The 4 Most Common Relationship Problems & How to Fix Them
The well-known fact that ‘communication is key’ in relationships is likely the directive that many couples take most for granted. Unhealthy communication occurs when couple’s are unable to express feelings, needs, desires, and opinions in an open, honest, and mutually respectful manner. Unhealthy communication can occur with a couple being ineffectively expressive with one another (i.e., strained communication) while other couples may withdraw from communication altogether (i.e., absent communication or communication avoidance).
The Solution: Healthy communication requires practice and much dedication from both partners, but it is possible for couples with strained communication to learn tips and strategies to improve their interactions and expression of feelings. Although there is no one-size-fits-all approach to developing healthy communication between couples, most couples respond to the stop, break, listen, and discuss approach. This strategy involves couples stopping communication and removing themselves from a potentially unhealthy interaction followed by taking a break to cool down and regroup. Once both partners are ready to address the conflict/stressor (with the time period during the “break” varying from couple to couple) then the couple agree to listen to one another’s thoughts and feelings about the conflict and discussing a solution that satisfies the needs of both parties.
One-upping between couples involves each partner attempting to compete with the other during conflict with the intention being trying to win an argument, outdo one another, and establish control in the relationship. This relationship problem often occurs between couples that are highly competitive and may be rigid or inflexible in most social and interpersonal relationships. One-upping can cause a continuous power struggle between the couple where the focus of conflict is each party getting his/her own “way” or own needs met without considering the other. In addition, one-uppers often feel that they must have “the last word” and this can cause conflict to escalate, as one or both partners may not walk away from the argument when necessary in order to cool off and instead may perpetuate the conflict.
Since being highly competitive is often a character or personality trait, it can often be challenging when the one-upping occurs in a romantic relationship. When both or even just one partner is the one-upper, it is important for the person(s) to self-examine and ask themselves what is their priority: Their relationship with their partner or their need to win an argument and get their way. The one-upper(s) in the relationship must be willing to understand the destructive pattern that one-upping causes and must agree to be flexible and agree to the other partner’s wishes during 50% of arguments. This agreement creates a “give and take” scenario where the one-upper is allowed some control but agrees to also give up control “half of the time.” It is important to present this approach gradually, as trying to convince a one-upper to give up control entirely is typically not effective.
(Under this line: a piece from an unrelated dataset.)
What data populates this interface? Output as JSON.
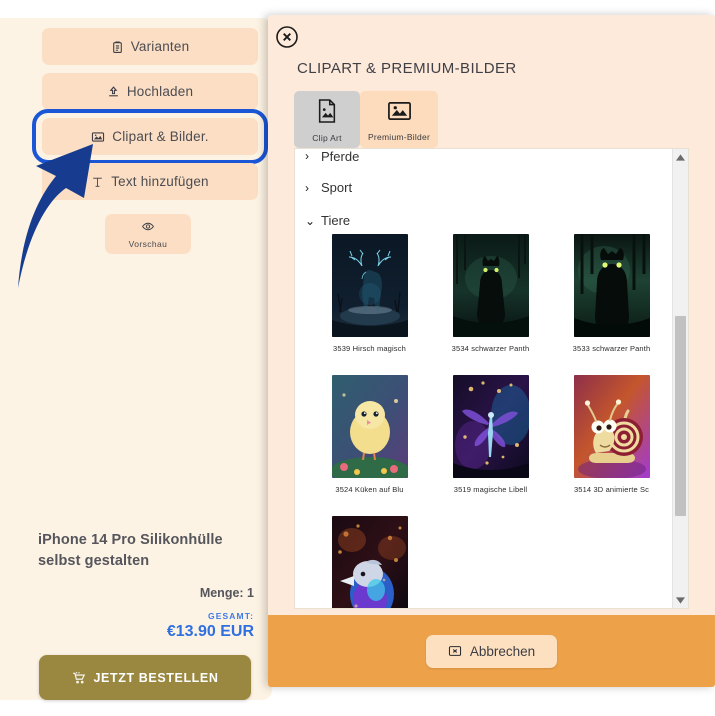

Pride is a relationship problem that occurs when one or both partners refuses to admit fault, apologize to the other partner after conflict, or take responsibility for actions or circumstances. Pride is a natural human quality that many people express to a certain extent; however, in excess, it can be damaging to romantic relationships. Individuals who are proud in their relationships often do so to avoid demonstrating vulnerability and may have difficulty with trust. They stand their ground during conflict due to interpersonal insecurity or lack of self-confidence, as they believe that if they “give in” they will lose respect, power, control, or will show neediness to their partner.
Resolving the damaging effects of pride in a relationship often involves the partner(s) individually working on their self-esteem and self-confidence, as well as understanding the importance of ” give and take” in their relationship. Developing confidence allows the partner(s) to be able to willingly admit to faults, apologize, and make amends for the good of the relationship and for the sake of their partner’s feelings. Overcoming pride involves seeing beyond the immediate conflict and making the relationship the priority over self-serving needs.
Revenge-seeking occurs when couples resolve feelings of distress, frustration, or anger with one another through acts of “getting back at” or retaliation. Revenge-seeking can lead to much hostility between the couple where dynamics, such as power struggles, an “I’ll show you” attitude, or “You will pay for this” intention takes place, causing the couple to drift further and further from conflict resolution. Once revenge seeking becomes habitual by one or both partners, the couple will resort to this in order to attempt to get their needs met.
Revenge-seeking is an indication that the couple must develop healthy outlets for their frustration and anger in the relationship, such as effective communication of each other’s needs and desires and most importantly, listening to one another. Such couples may benefit from seeking counseling in order to express feelings to a neutral third party who can facilitate the process of each partner understanding the underlying emotions that contribute to resorting to revenge. Once these feelings are brought to the surface, the couple can begin to work on mutual recognition and acknowledgment of feelings and ways to find mutual satisfaction during times of conflict or disagreement. When the couple develop healthy coping skills to replace revenge seeking, this behavior can be replaced with positive and adaptive expressions of emotion.